Copy each line below in which the string "this" occurs.
Top of THE INPUT
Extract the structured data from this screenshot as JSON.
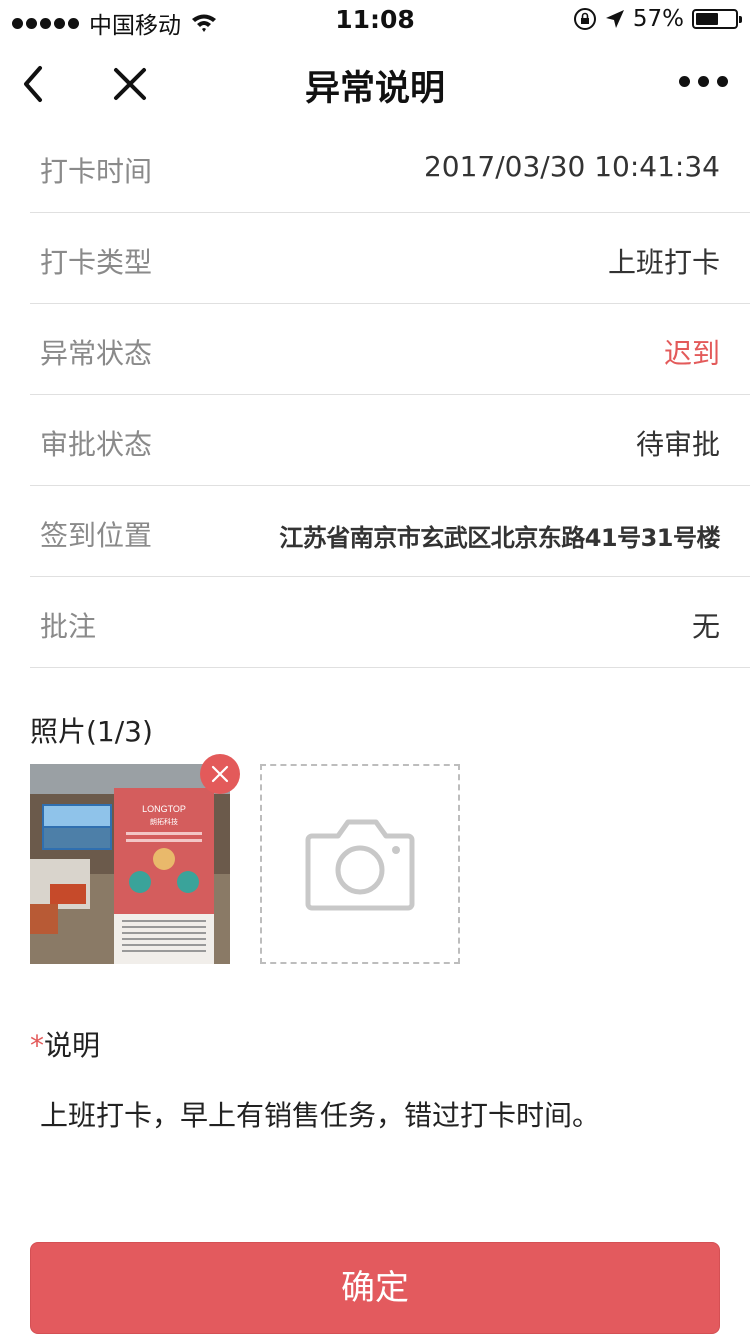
{
  "status_bar": {
    "carrier": "中国移动",
    "time": "11:08",
    "battery_percent": "57%",
    "battery_level": 0.57,
    "icons": [
      "signal-dots-icon",
      "wifi-icon",
      "orientation-lock-icon",
      "location-arrow-icon",
      "battery-icon"
    ]
  },
  "nav": {
    "title": "异常说明",
    "back_icon": "chevron-left-icon",
    "close_icon": "close-icon",
    "more_icon": "more-dots-icon"
  },
  "info": {
    "rows": [
      {
        "label": "打卡时间",
        "value": "2017/03/30 10:41:34"
      },
      {
        "label": "打卡类型",
        "value": "上班打卡"
      },
      {
        "label": "异常状态",
        "value": "迟到"
      },
      {
        "label": "审批状态",
        "value": "待审批"
      },
      {
        "label": "签到位置",
        "value": "江苏省南京市玄武区北京东路41号31号楼"
      },
      {
        "label": "批注",
        "value": "无"
      }
    ]
  },
  "photos": {
    "title": "照片(1/3)",
    "poster_brand": "LONGTOP",
    "poster_brand_cn": "朗拓科技",
    "remove_icon": "close-icon",
    "add_icon": "camera-icon"
  },
  "description": {
    "required_mark": "*",
    "label": "说明",
    "text": "上班打卡，早上有销售任务，错过打卡时间。"
  },
  "confirm_label": "确定",
  "colors": {
    "accent": "#e35a5e",
    "label_gray": "#8a8a8a",
    "divider": "#e0e0e0"
  }
}
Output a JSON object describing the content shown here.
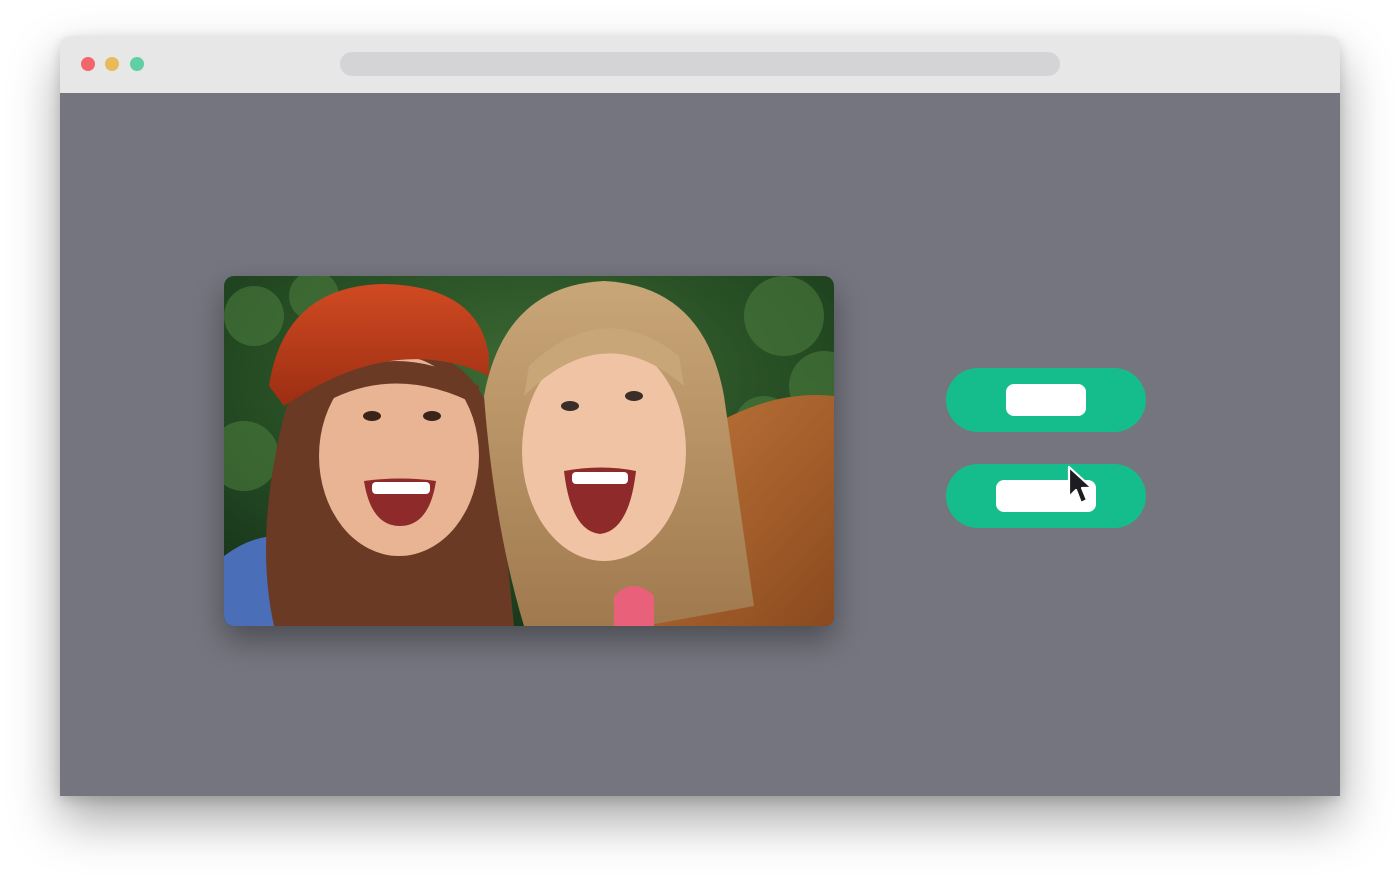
{
  "colors": {
    "titlebar": "#e7e7e8",
    "address_bar": "#d4d4d6",
    "viewport_bg": "#75757f",
    "button_green": "#16bd8c",
    "traffic_close": "#f0666a",
    "traffic_minimize": "#e9b95a",
    "traffic_maximize": "#5fcfa5"
  },
  "titlebar": {
    "traffic_lights": [
      "close",
      "minimize",
      "maximize"
    ],
    "address_bar_text": ""
  },
  "main": {
    "photo": {
      "subject": "selfie-of-two-smiling-women"
    },
    "buttons": [
      {
        "label": ""
      },
      {
        "label": ""
      }
    ]
  },
  "cursor": {
    "icon": "arrow-cursor-icon",
    "hovering": "button-2"
  }
}
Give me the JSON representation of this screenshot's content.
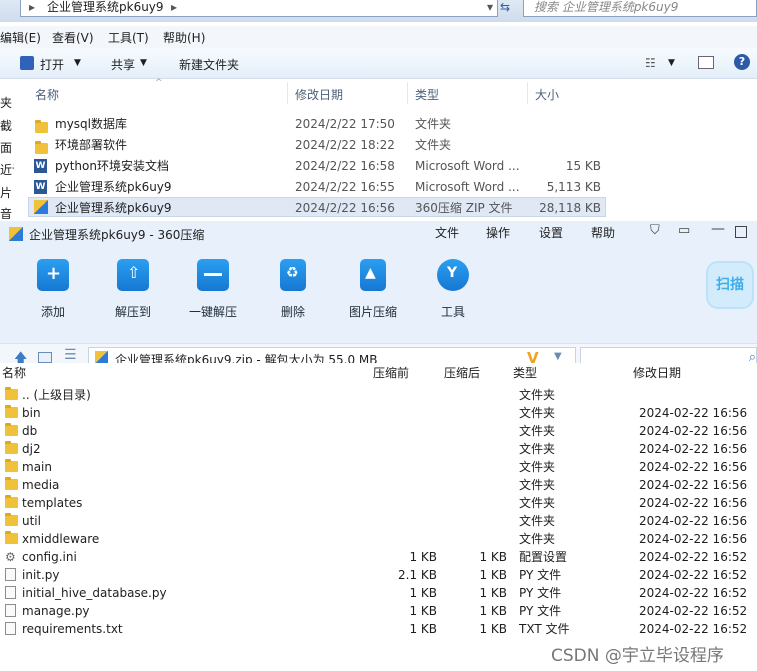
{
  "explorer": {
    "breadcrumb": "企业管理系统pk6uy9",
    "search_placeholder": "搜索 企业管理系统pk6uy9",
    "menu": [
      "编辑(E)",
      "查看(V)",
      "工具(T)",
      "帮助(H)"
    ],
    "commands": {
      "open": "打开",
      "share": "共享",
      "new_folder": "新建文件夹"
    },
    "columns": [
      "名称",
      "修改日期",
      "类型",
      "大小"
    ],
    "left_nav": [
      "夹",
      "截",
      "面",
      "近访",
      "片",
      "音"
    ],
    "rows": [
      {
        "name": "mysql数据库",
        "date": "2024/2/22 17:50",
        "type": "文件夹",
        "size": "",
        "icon": "folder"
      },
      {
        "name": "环境部署软件",
        "date": "2024/2/22 18:22",
        "type": "文件夹",
        "size": "",
        "icon": "folder"
      },
      {
        "name": "python环境安装文档",
        "date": "2024/2/22 16:58",
        "type": "Microsoft Word ...",
        "size": "15 KB",
        "icon": "word"
      },
      {
        "name": "企业管理系统pk6uy9",
        "date": "2024/2/22 16:55",
        "type": "Microsoft Word ...",
        "size": "5,113 KB",
        "icon": "word"
      },
      {
        "name": "企业管理系统pk6uy9",
        "date": "2024/2/22 16:56",
        "type": "360压缩 ZIP 文件",
        "size": "28,118 KB",
        "icon": "zip"
      }
    ]
  },
  "zip": {
    "title": "企业管理系统pk6uy9 - 360压缩",
    "menu": [
      "文件",
      "操作",
      "设置",
      "帮助"
    ],
    "tools": [
      "添加",
      "解压到",
      "一键解压",
      "删除",
      "图片压缩",
      "工具"
    ],
    "scan_label": "扫描",
    "path": "企业管理系统pk6uy9.zip - 解包大小为 55.0 MB",
    "columns": [
      "名称",
      "压缩前",
      "压缩后",
      "类型",
      "修改日期"
    ],
    "rows": [
      {
        "name": ".. (上级目录)",
        "before": "",
        "after": "",
        "type": "文件夹",
        "date": "",
        "icon": "folder"
      },
      {
        "name": "bin",
        "before": "",
        "after": "",
        "type": "文件夹",
        "date": "2024-02-22 16:56",
        "icon": "folder"
      },
      {
        "name": "db",
        "before": "",
        "after": "",
        "type": "文件夹",
        "date": "2024-02-22 16:56",
        "icon": "folder"
      },
      {
        "name": "dj2",
        "before": "",
        "after": "",
        "type": "文件夹",
        "date": "2024-02-22 16:56",
        "icon": "folder"
      },
      {
        "name": "main",
        "before": "",
        "after": "",
        "type": "文件夹",
        "date": "2024-02-22 16:56",
        "icon": "folder"
      },
      {
        "name": "media",
        "before": "",
        "after": "",
        "type": "文件夹",
        "date": "2024-02-22 16:56",
        "icon": "folder"
      },
      {
        "name": "templates",
        "before": "",
        "after": "",
        "type": "文件夹",
        "date": "2024-02-22 16:56",
        "icon": "folder"
      },
      {
        "name": "util",
        "before": "",
        "after": "",
        "type": "文件夹",
        "date": "2024-02-22 16:56",
        "icon": "folder"
      },
      {
        "name": "xmiddleware",
        "before": "",
        "after": "",
        "type": "文件夹",
        "date": "2024-02-22 16:56",
        "icon": "folder"
      },
      {
        "name": "config.ini",
        "before": "1 KB",
        "after": "1 KB",
        "type": "配置设置",
        "date": "2024-02-22 16:52",
        "icon": "gear"
      },
      {
        "name": "init.py",
        "before": "2.1 KB",
        "after": "1 KB",
        "type": "PY 文件",
        "date": "2024-02-22 16:52",
        "icon": "file"
      },
      {
        "name": "initial_hive_database.py",
        "before": "1 KB",
        "after": "1 KB",
        "type": "PY 文件",
        "date": "2024-02-22 16:52",
        "icon": "file"
      },
      {
        "name": "manage.py",
        "before": "1 KB",
        "after": "1 KB",
        "type": "PY 文件",
        "date": "2024-02-22 16:52",
        "icon": "file"
      },
      {
        "name": "requirements.txt",
        "before": "1 KB",
        "after": "1 KB",
        "type": "TXT 文件",
        "date": "2024-02-22 16:52",
        "icon": "file"
      }
    ]
  },
  "watermark": "CSDN @宇立毕设程序"
}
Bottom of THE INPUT
### RESULT OF THE EXERCISE
Extract the structured data from this screenshot as JSON.
Give me the JSON representation of this screenshot's content.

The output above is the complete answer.